What to do: Repeat the data verbatim, images excluded.

--- Data for processing ---

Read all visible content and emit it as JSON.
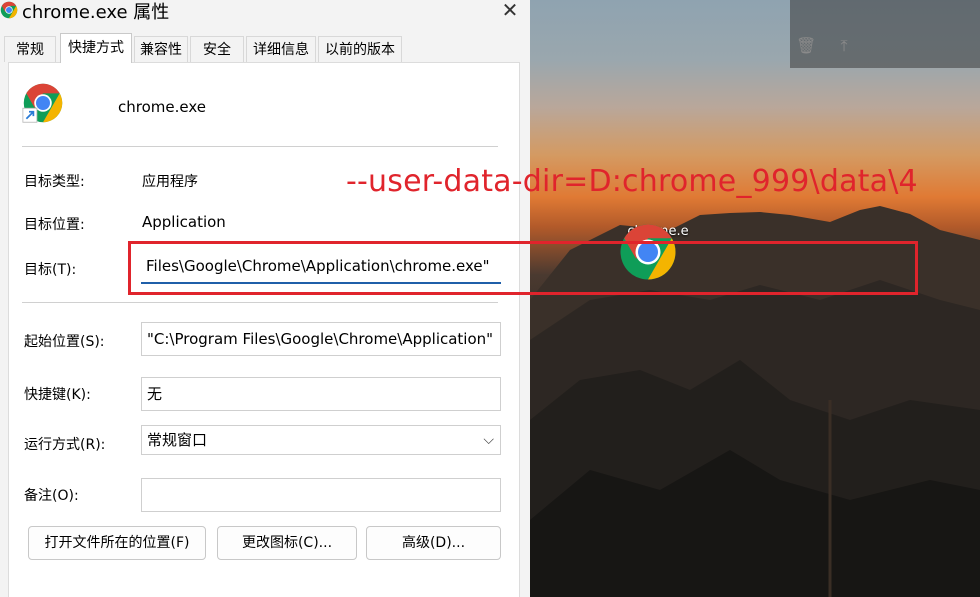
{
  "window": {
    "title": "chrome.exe 属性",
    "close_glyph": "✕"
  },
  "tabs": [
    {
      "label": "常规"
    },
    {
      "label": "快捷方式"
    },
    {
      "label": "兼容性"
    },
    {
      "label": "安全"
    },
    {
      "label": "详细信息"
    },
    {
      "label": "以前的版本"
    }
  ],
  "shortcut": {
    "file_name": "chrome.exe",
    "target_type_label": "目标类型:",
    "target_type_value": "应用程序",
    "target_location_label": "目标位置:",
    "target_location_value": "Application",
    "target_label": "目标(T):",
    "target_value": "Files\\Google\\Chrome\\Application\\chrome.exe\"",
    "start_in_label": "起始位置(S):",
    "start_in_value": "\"C:\\Program Files\\Google\\Chrome\\Application\"",
    "hotkey_label": "快捷键(K):",
    "hotkey_value": "无",
    "run_label": "运行方式(R):",
    "run_value": "常规窗口",
    "comment_label": "备注(O):",
    "comment_value": "",
    "buttons": {
      "open_location": "打开文件所在的位置(F)",
      "change_icon": "更改图标(C)...",
      "advanced": "高级(D)..."
    }
  },
  "annotation": {
    "text": "--user-data-dir=D:chrome_999\\data\\4",
    "color": "#e0242c"
  },
  "desktop": {
    "icon_label": "chrome.e",
    "panel_icons": [
      "trash-icon",
      "pin-icon"
    ]
  },
  "colors": {
    "chrome_red": "#db4437",
    "chrome_yellow": "#f4b400",
    "chrome_green": "#0f9d58",
    "chrome_blue": "#4285f4",
    "accent_underline": "#1f5fa9"
  }
}
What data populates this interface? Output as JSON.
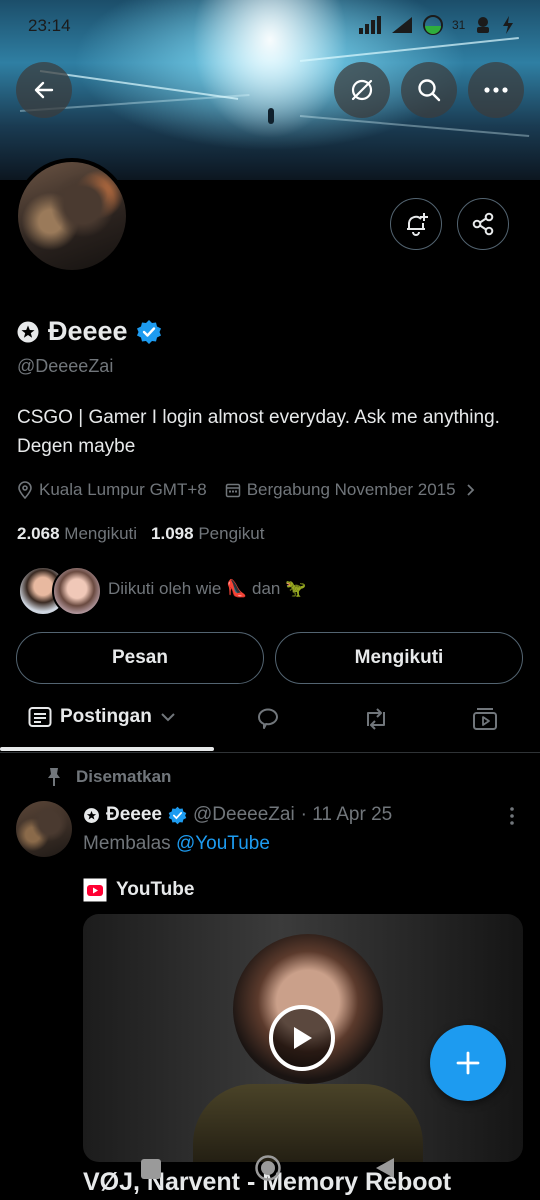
{
  "status_bar": {
    "time": "23:14",
    "battery_level": "31"
  },
  "profile": {
    "display_name": "Đeeee",
    "handle": "@DeeeeZai",
    "bio": "CSGO | Gamer I login almost everyday. Ask me anything. Degen maybe",
    "location": "Kuala Lumpur GMT+8",
    "joined": "Bergabung November 2015",
    "following_count": "2.068",
    "following_label": "Mengikuti",
    "followers_count": "1.098",
    "followers_label": "Pengikut",
    "followed_by": "Diikuti oleh wie 👠 dan 🦖"
  },
  "actions": {
    "message_label": "Pesan",
    "following_button_label": "Mengikuti"
  },
  "tabs": {
    "active_label": "Postingan"
  },
  "pinned_post": {
    "pinned_label": "Disematkan",
    "author_name": "Đeeee",
    "author_handle": "@DeeeeZai",
    "date": "· 11 Apr 25",
    "reply_prefix": "Membalas",
    "reply_to": "@YouTube",
    "card_source": "YouTube",
    "card_title": "VØJ, Narvent - Memory Reboot"
  },
  "icons": {
    "back": "arrow-left-icon",
    "grok": "slash-circle-icon",
    "search": "search-icon",
    "more": "more-horizontal-icon",
    "notify": "bell-plus-icon",
    "share": "share-icon",
    "verified": "verified-badge-icon",
    "location": "location-pin-icon",
    "calendar": "calendar-icon",
    "pin": "pin-icon",
    "compose": "plus-icon"
  },
  "colors": {
    "accent": "#1d9bf0",
    "text": "#e7e9ea",
    "muted": "#71767b",
    "border": "#536471",
    "youtube": "#ff0033"
  }
}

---

Problem solution:
Read all visible content and emit it as JSON.
{
  "window": {
    "title": "chrome.exe 属性",
    "close_glyph": "✕"
  },
  "tabs": [
    {
      "label": "常规"
    },
    {
      "label": "快捷方式"
    },
    {
      "label": "兼容性"
    },
    {
      "label": "安全"
    },
    {
      "label": "详细信息"
    },
    {
      "label": "以前的版本"
    }
  ],
  "shortcut": {
    "file_name": "chrome.exe",
    "target_type_label": "目标类型:",
    "target_type_value": "应用程序",
    "target_location_label": "目标位置:",
    "target_location_value": "Application",
    "target_label": "目标(T):",
    "target_value": "Files\\Google\\Chrome\\Application\\chrome.exe\"",
    "start_in_label": "起始位置(S):",
    "start_in_value": "\"C:\\Program Files\\Google\\Chrome\\Application\"",
    "hotkey_label": "快捷键(K):",
    "hotkey_value": "无",
    "run_label": "运行方式(R):",
    "run_value": "常规窗口",
    "comment_label": "备注(O):",
    "comment_value": "",
    "buttons": {
      "open_location": "打开文件所在的位置(F)",
      "change_icon": "更改图标(C)...",
      "advanced": "高级(D)..."
    }
  },
  "annotation": {
    "text": "--user-data-dir=D:chrome_999\\data\\4",
    "color": "#e0242c"
  },
  "desktop": {
    "icon_label": "chrome.e",
    "panel_icons": [
      "trash-icon",
      "pin-icon"
    ]
  },
  "colors": {
    "chrome_red": "#db4437",
    "chrome_yellow": "#f4b400",
    "chrome_green": "#0f9d58",
    "chrome_blue": "#4285f4",
    "accent_underline": "#1f5fa9"
  }
}
What data populates this interface? Output as JSON.
{
  "status_bar": {
    "time": "23:14",
    "battery_level": "31"
  },
  "profile": {
    "display_name": "Đeeee",
    "handle": "@DeeeeZai",
    "bio": "CSGO | Gamer I login almost everyday. Ask me anything. Degen maybe",
    "location": "Kuala Lumpur GMT+8",
    "joined": "Bergabung November 2015",
    "following_count": "2.068",
    "following_label": "Mengikuti",
    "followers_count": "1.098",
    "followers_label": "Pengikut",
    "followed_by": "Diikuti oleh wie 👠 dan 🦖"
  },
  "actions": {
    "message_label": "Pesan",
    "following_button_label": "Mengikuti"
  },
  "tabs": {
    "active_label": "Postingan"
  },
  "pinned_post": {
    "pinned_label": "Disematkan",
    "author_name": "Đeeee",
    "author_handle": "@DeeeeZai",
    "date": "· 11 Apr 25",
    "reply_prefix": "Membalas",
    "reply_to": "@YouTube",
    "card_source": "YouTube",
    "card_title": "VØJ, Narvent - Memory Reboot"
  },
  "icons": {
    "back": "arrow-left-icon",
    "grok": "slash-circle-icon",
    "search": "search-icon",
    "more": "more-horizontal-icon",
    "notify": "bell-plus-icon",
    "share": "share-icon",
    "verified": "verified-badge-icon",
    "location": "location-pin-icon",
    "calendar": "calendar-icon",
    "pin": "pin-icon",
    "compose": "plus-icon"
  },
  "colors": {
    "accent": "#1d9bf0",
    "text": "#e7e9ea",
    "muted": "#71767b",
    "border": "#536471",
    "youtube": "#ff0033"
  }
}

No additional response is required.